Salt pans are small, roughly-circular pools on the surface of the marsh. The suggestion has been made that the very high salinity of the water contained in these pools inhibits plant colonization and resultant infilling. Finally, mention should be made of the human influence on salt marsh habitats. Once a marsh has built up to such a level that it is seldom covered by tides, It is relatively simple to enclose it with a bank or wall, drain it, and replace the natural vegetation with cultivated pasture. Obviously at that ultimate stage in salt marsh development, the plant cover is almost wholly a result of human interference rather than a response to natural conditions.
Investigation on Coastal Erosion In Porlock Bay Aims ---- Aim 1: To find out if beach material is moved across Porlock Bay by longshore drift. Aim 2: To find out which type of sea defense is best for Porlock bay. If L.S.D. (long shore drift) were taking place I would expect to find: a) Deposition at one end of the bay and against any abstractions such as groynes. b) An increase in pebble roundness in the direction of long shore drift.
Erosion of Shorelines The erosion of shorelines is a natural process that can have beneficial or adverse impacts on the creation and maintenance of habitats. Sands and gravels eroded from the shores of coastal bays maintain the beach as a natural barrier between the open water and coastal wetlands. Beaches move back and forth onshore, offshore and along shore with changing wave conditions. The finer-grained silts and clays derived from the erosion of shorelines are sorted and carried as far as the waters of wetlands or tidal flats, where benefits are derived from addition of the new material. However, excessively high sediment loads can smother submerged aquatic vegetation beds, cover shellfish beds and tidal flats, fill in riffle pools, and contribute to increased levels of turbidity and nutrients (http://www.epa.gov/OWOW/NPS/MMGI/Chapter6/ch6-4.html).
The core solutions to improving the quality of water running into the reef involve the options of finding alternative pesticides, removing the need for them entirely through genetic modification of crops, or implementing methods of filtration that gradually decrease pollution inputs.

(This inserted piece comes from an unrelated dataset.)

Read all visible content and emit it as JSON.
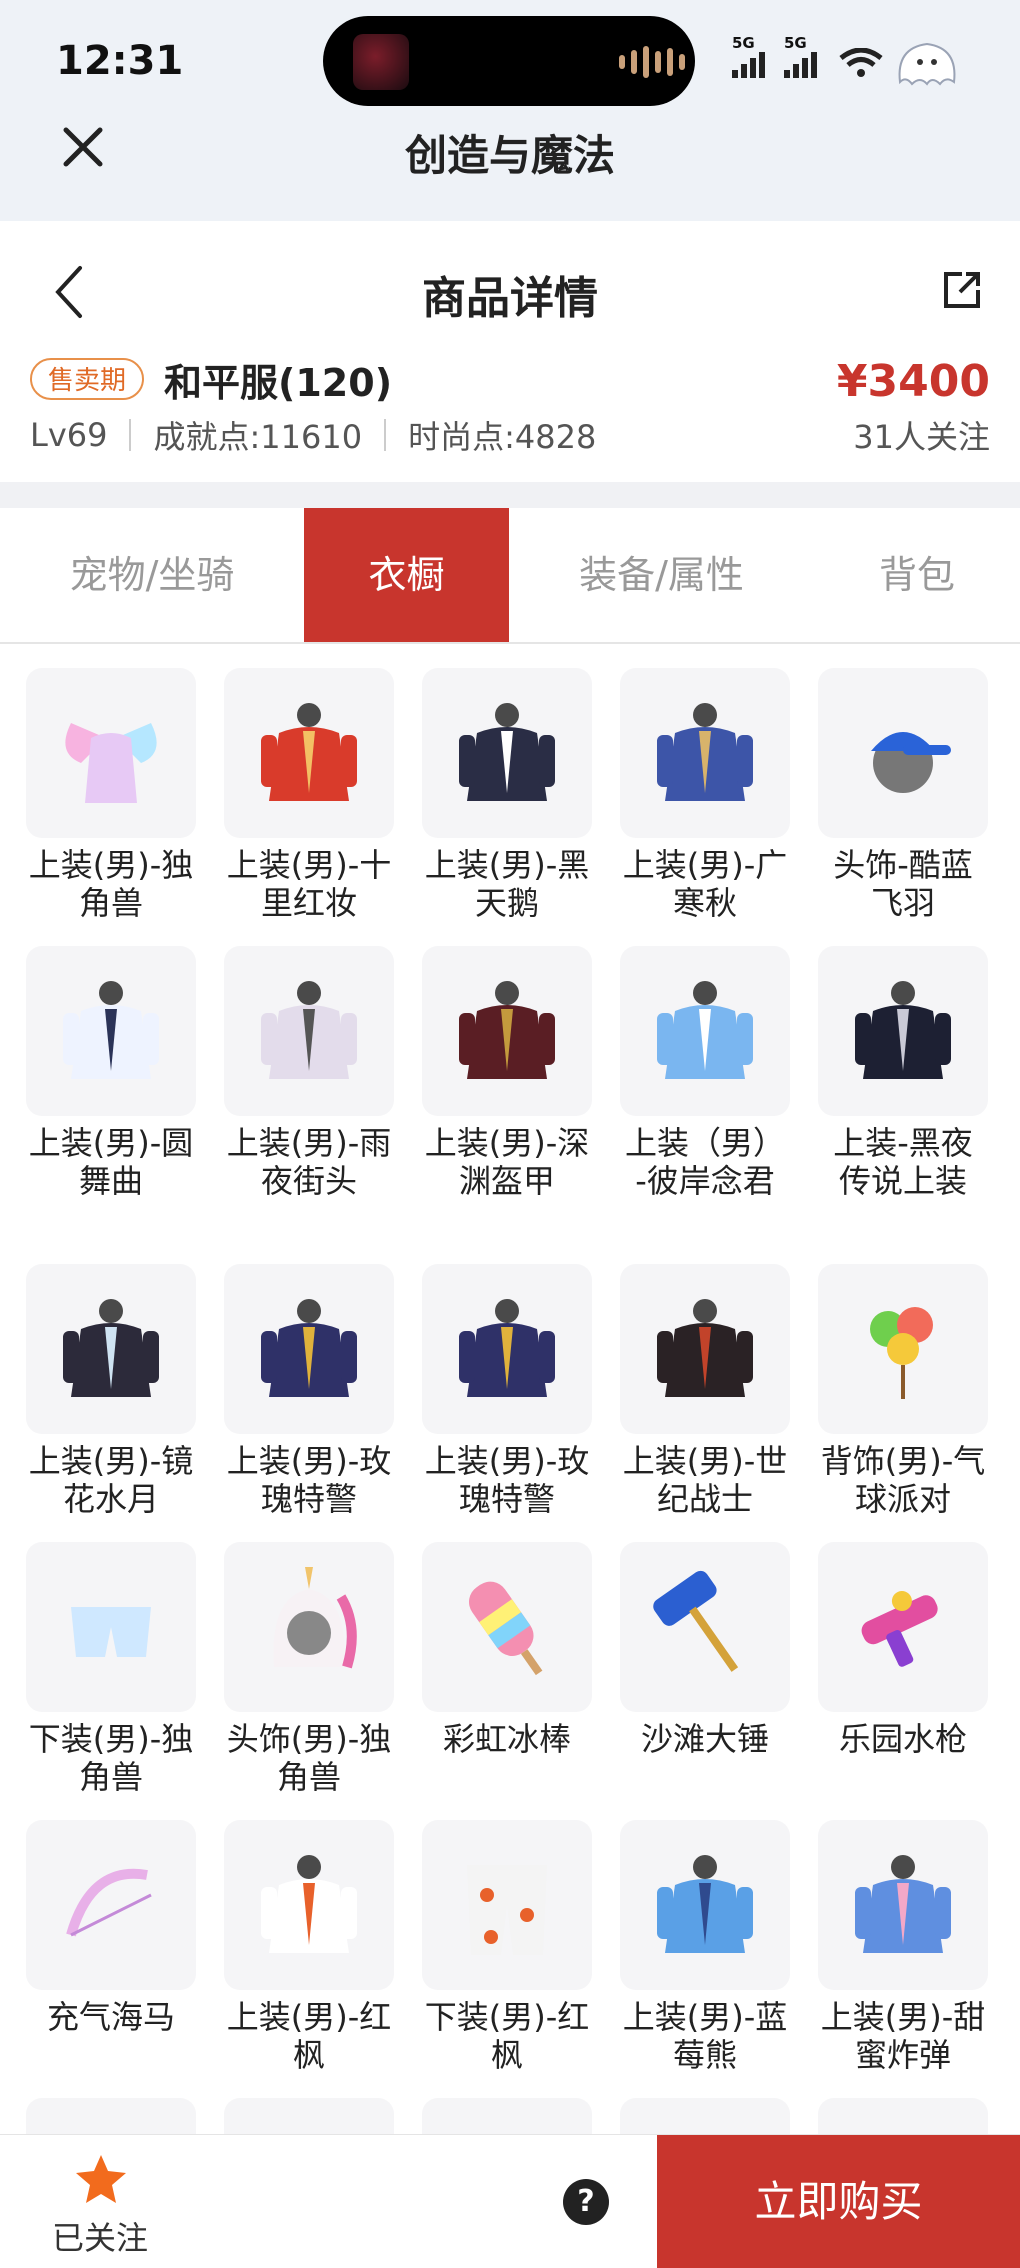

These advances in agricultural practices will begin a reduction in sediment and nutrient run-off into coastal river systems. Although it is expected to be a long time before there are positive, long term improvements on marine quality, now is clearly the time to act in order to lessen the overall effects on the reef. INTRODUCTION As the world's largest coral reef system The Great Barrier Reef must be protected from the increasing number of pressures threatening its biodiversity, health and overall survival. The environmental stresses impacting the reef include degraded water quality from run-off containing suspended sediments, excess nutrients, herbicides and pesticides affecting much of the inshore area.

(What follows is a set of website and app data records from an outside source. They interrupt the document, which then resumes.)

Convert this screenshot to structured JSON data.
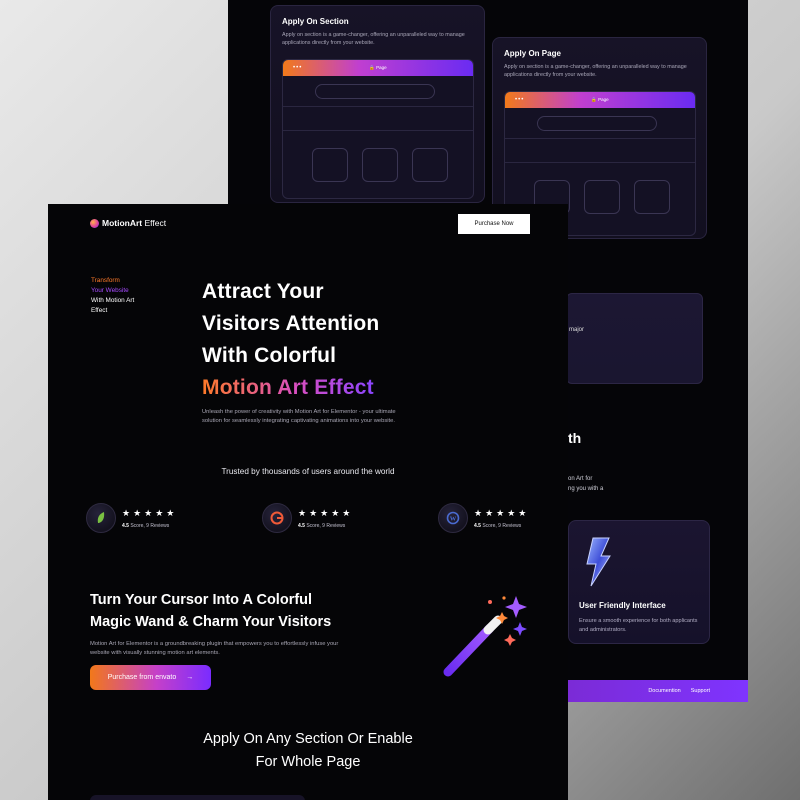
{
  "back_panel": {
    "apply_section_card": {
      "title": "Apply On Section",
      "desc": "Apply on section is a game-changer, offering an unparalleled way to manage applications directly from your website.",
      "mock": {
        "dots": "•••",
        "page_label": "🔒 Page"
      }
    },
    "apply_page_card": {
      "title": "Apply On Page",
      "desc": "Apply on section is a game-changer, offering an unparalleled way to manage applications directly from your website.",
      "mock": {
        "dots": "•••",
        "page_label": "🔒 Page"
      }
    },
    "fragments": {
      "major": "major",
      "th": "th",
      "line1": "on Art for",
      "line2": "ng you with a"
    },
    "user_friendly": {
      "title": "User Friendly Interface",
      "desc": "Ensure a smooth experience for both applicants and administrators."
    },
    "footer_links": [
      "Documention",
      "Support"
    ]
  },
  "front_panel": {
    "logo": {
      "brand": "MotionArt",
      "suffix": " Effect"
    },
    "purchase_button": "Purchase Now",
    "side_note": {
      "line1": "Transform",
      "line2": "Your Website",
      "line3": "With Motion Art",
      "line4": "Effect"
    },
    "hero": {
      "line1": "Attract Your",
      "line2": "Visitors Attention",
      "line3": "With Colorful",
      "highlight": "Motion Art Effect",
      "desc": "Unleash the power of creativity with Motion Art for Elementor - your ultimate solution for seamlessly integrating captivating animations into your website."
    },
    "trusted": "Trusted by thousands of users around the world",
    "reviews": [
      {
        "icon": "envato-icon",
        "stars": "★★★★★",
        "score": "4.5",
        "text": "Score, 9 Reviews"
      },
      {
        "icon": "g2-icon",
        "stars": "★★★★★",
        "score": "4.5",
        "text": "Score, 9 Reviews"
      },
      {
        "icon": "wordpress-icon",
        "stars": "★★★★★",
        "score": "4.5",
        "text": "Score, 9 Reviews"
      }
    ],
    "section2": {
      "line1": "Turn Your Cursor Into A Colorful",
      "line2": "Magic Wand & Charm Your Visitors",
      "desc": "Motion Art for Elementor is a groundbreaking plugin that empowers you to effortlessly infuse your website with visually stunning motion art elements.",
      "button": "Purchase from envato",
      "button_arrow": "→"
    },
    "section3": {
      "line1": "Apply On Any Section Or Enable",
      "line2": "For Whole Page"
    }
  },
  "colors": {
    "orange": "#f2781a",
    "purple": "#7a2cff",
    "panel_bg": "#050507"
  }
}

Firstly, wave reflection induced by the wall may result in scour and subsequent lowering of the sand level of the fronting beach. Secondly, seawalls may accelerate erosion of adjacent, unprotected coastal areas because they affect the littoral drift process. The design and type of seawall that is appropriate depends on aspects specific to the location, including the surrounding erosion processes. There are three main types of seawalls: vertical, curved or stepped, and mounds. Project proposal is to construct a curved sea wall.

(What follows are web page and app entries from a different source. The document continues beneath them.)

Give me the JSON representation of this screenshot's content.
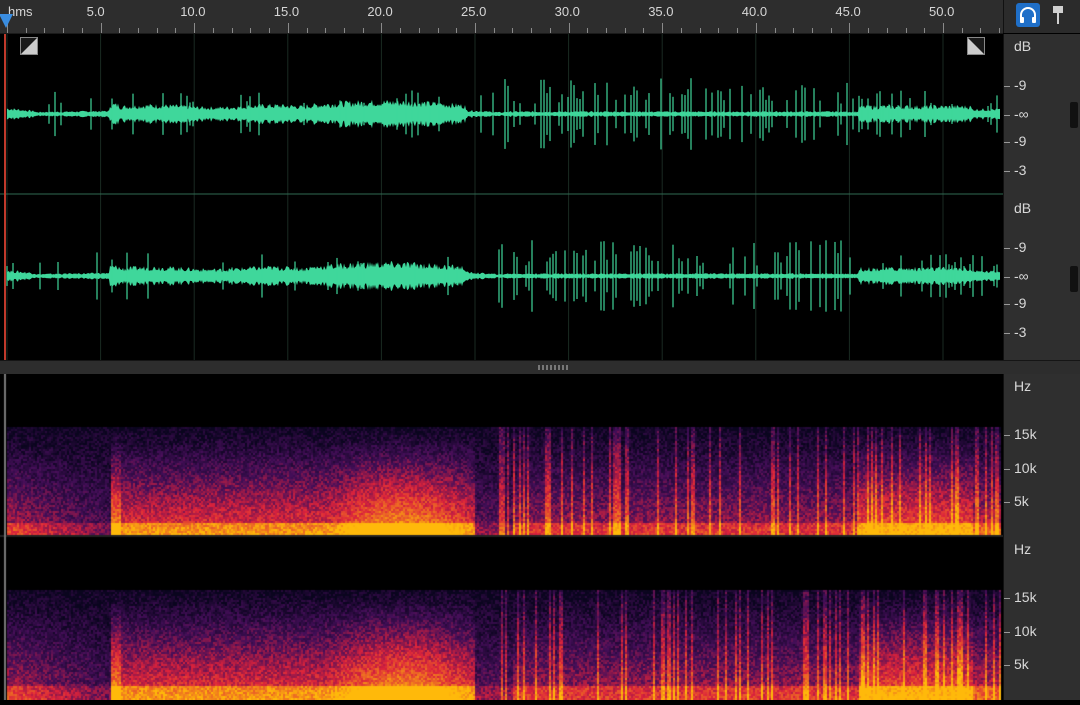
{
  "ruler": {
    "unit_label": "hms",
    "labels": [
      "5.0",
      "10.0",
      "15.0",
      "20.0",
      "25.0",
      "30.0",
      "35.0",
      "40.0",
      "45.0",
      "50.0"
    ]
  },
  "toolbar": {
    "headphones_icon": "headphones-icon",
    "pin_icon": "pin-icon"
  },
  "waveform": {
    "channels": [
      {
        "scale_unit": "dB",
        "scale_labels": [
          "-9",
          "-∞",
          "-9",
          "-3"
        ]
      },
      {
        "scale_unit": "dB",
        "scale_labels": [
          "-9",
          "-∞",
          "-9",
          "-3"
        ]
      }
    ],
    "color": "#3fd79b",
    "duration_seconds": 53.5
  },
  "spectrogram": {
    "channels": [
      {
        "scale_unit": "Hz",
        "scale_labels": [
          "15k",
          "10k",
          "5k"
        ]
      },
      {
        "scale_unit": "Hz",
        "scale_labels": [
          "15k",
          "10k",
          "5k"
        ]
      }
    ]
  },
  "colors": {
    "accent": "#1f6fc8",
    "playhead": "#3a8de0",
    "cursor_line": "#c0392b",
    "panel": "#2d2d2d"
  }
}
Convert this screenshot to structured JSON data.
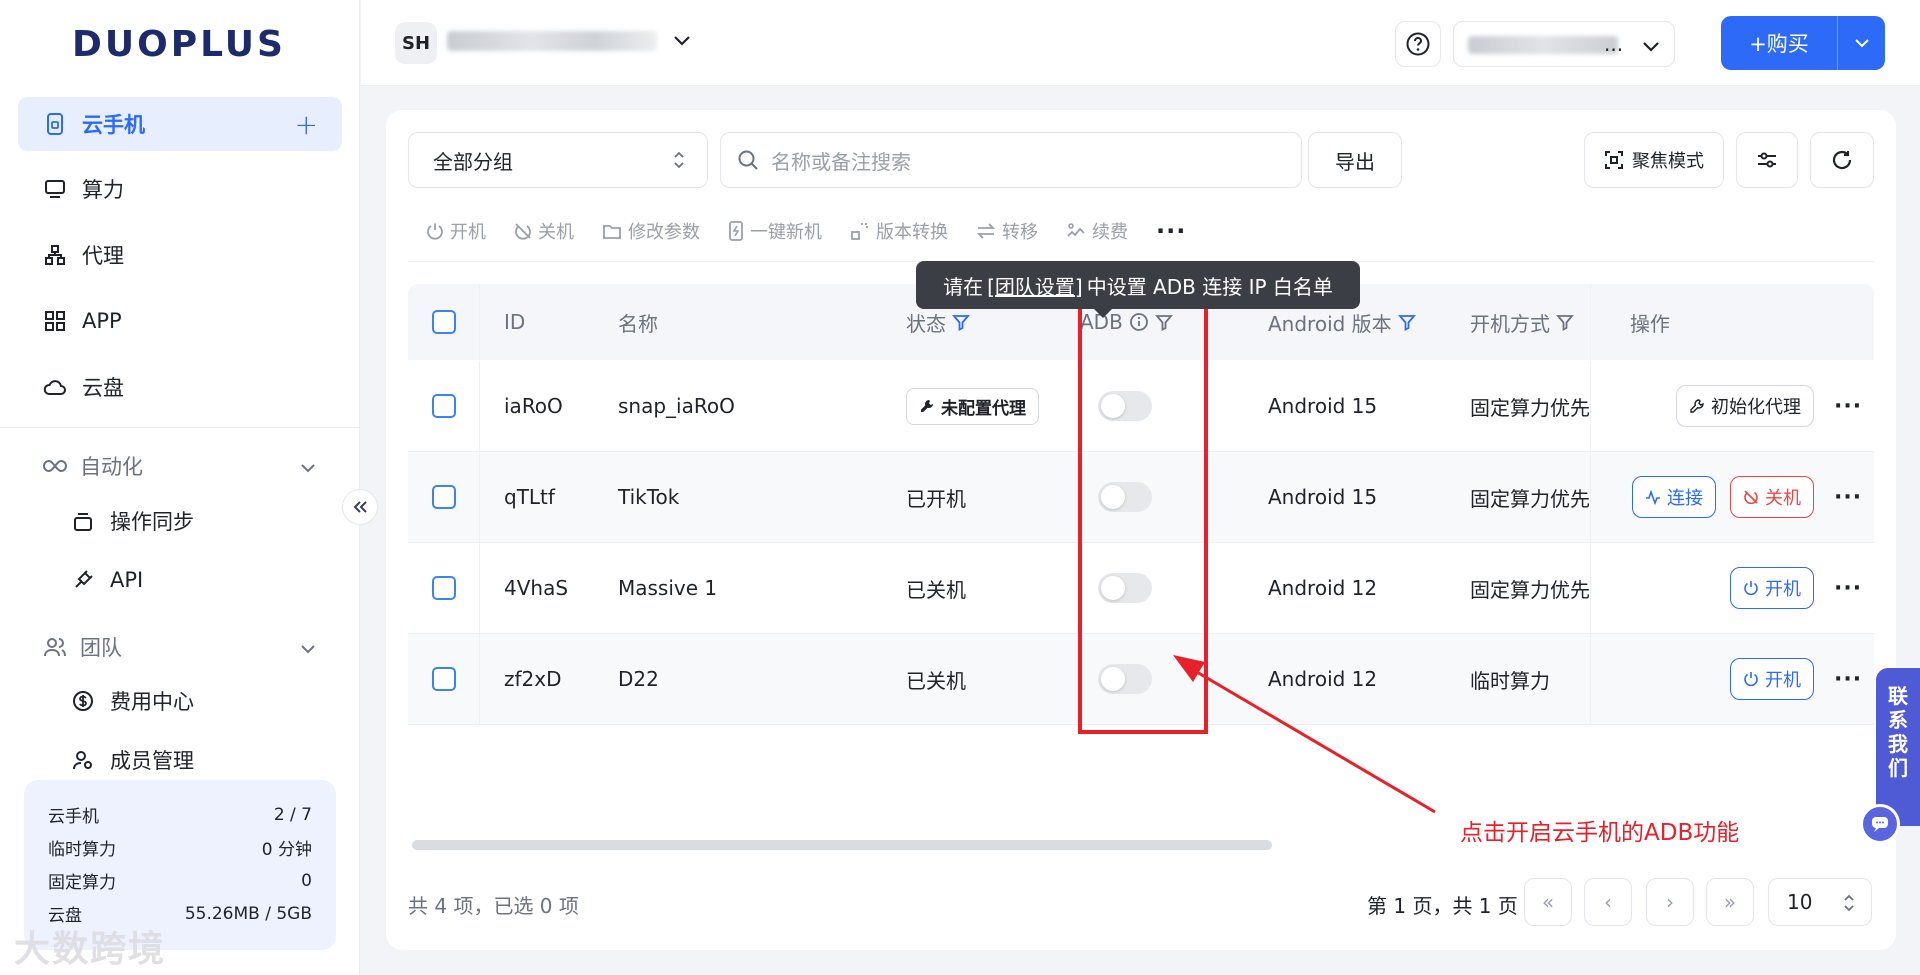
{
  "brand": {
    "logo_text": "DUOPLUS"
  },
  "sidebar": {
    "cloud_phone": "云手机",
    "items": [
      "算力",
      "代理",
      "APP",
      "云盘"
    ],
    "automation": {
      "label": "自动化",
      "children": [
        "操作同步",
        "API"
      ]
    },
    "team": {
      "label": "团队",
      "children": [
        "费用中心",
        "成员管理"
      ]
    },
    "quota": [
      {
        "label": "云手机",
        "value": "2 / 7"
      },
      {
        "label": "临时算力",
        "value": "0 分钟"
      },
      {
        "label": "固定算力",
        "value": "0"
      },
      {
        "label": "云盘",
        "value": "55.26MB / 5GB"
      }
    ],
    "watermark": "大数跨境"
  },
  "header": {
    "team_initials": "SH",
    "account_ellipsis": "...",
    "buy_label": "+购买"
  },
  "controls": {
    "group_select": "全部分组",
    "search_placeholder": "名称或备注搜索",
    "export": "导出",
    "focus_mode": "聚焦模式"
  },
  "toolbar": [
    "开机",
    "关机",
    "修改参数",
    "一键新机",
    "版本转换",
    "转移",
    "续费"
  ],
  "tooltip": {
    "before": "请在",
    "link": "[团队设置]",
    "after": "中设置 ADB 连接 IP 白名单"
  },
  "table": {
    "headers": {
      "id": "ID",
      "name": "名称",
      "status": "状态",
      "adb": "ADB",
      "android": "Android 版本",
      "boot": "开机方式",
      "ops": "操作"
    },
    "rows": [
      {
        "id": "iaRoO",
        "name": "snap_iaRoO",
        "status": "未配置代理",
        "android": "Android 15",
        "boot": "固定算力优先",
        "action": "初始化代理"
      },
      {
        "id": "qTLtf",
        "name": "TikTok",
        "status": "已开机",
        "android": "Android 15",
        "boot": "固定算力优先",
        "action_connect": "连接",
        "action_off": "关机"
      },
      {
        "id": "4VhaS",
        "name": "Massive 1",
        "status": "已关机",
        "android": "Android 12",
        "boot": "固定算力优先",
        "action": "开机"
      },
      {
        "id": "zf2xD",
        "name": "D22",
        "status": "已关机",
        "android": "Android 12",
        "boot": "临时算力",
        "action": "开机"
      }
    ]
  },
  "footer": {
    "count": "共 4 项，已选 0 项",
    "page_info": "第 1 页，共 1 页",
    "page_size": "10"
  },
  "annotation": {
    "text": "点击开启云手机的ADB功能"
  },
  "contact": {
    "label": [
      "联",
      "系",
      "我",
      "们"
    ]
  },
  "colors": {
    "primary": "#2d6af7",
    "danger": "#ef4444",
    "annotation": "#e8202a"
  }
}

As long as the waves hit the shoreline “straight on”, the wave crests are parallel to the shoreline, the sand grains will be picked up and redeposit in the same general area. In this case, no real net movement of sand occurs in the swash zone. Waves generally do not form parallel to the shoreline, and thus, usually approach the shore at an angle. Consequently, beach sand will have a net movement up or down the beach, depending on the direction of incoming waves. Sand grains are transported as the waves move onto the beach.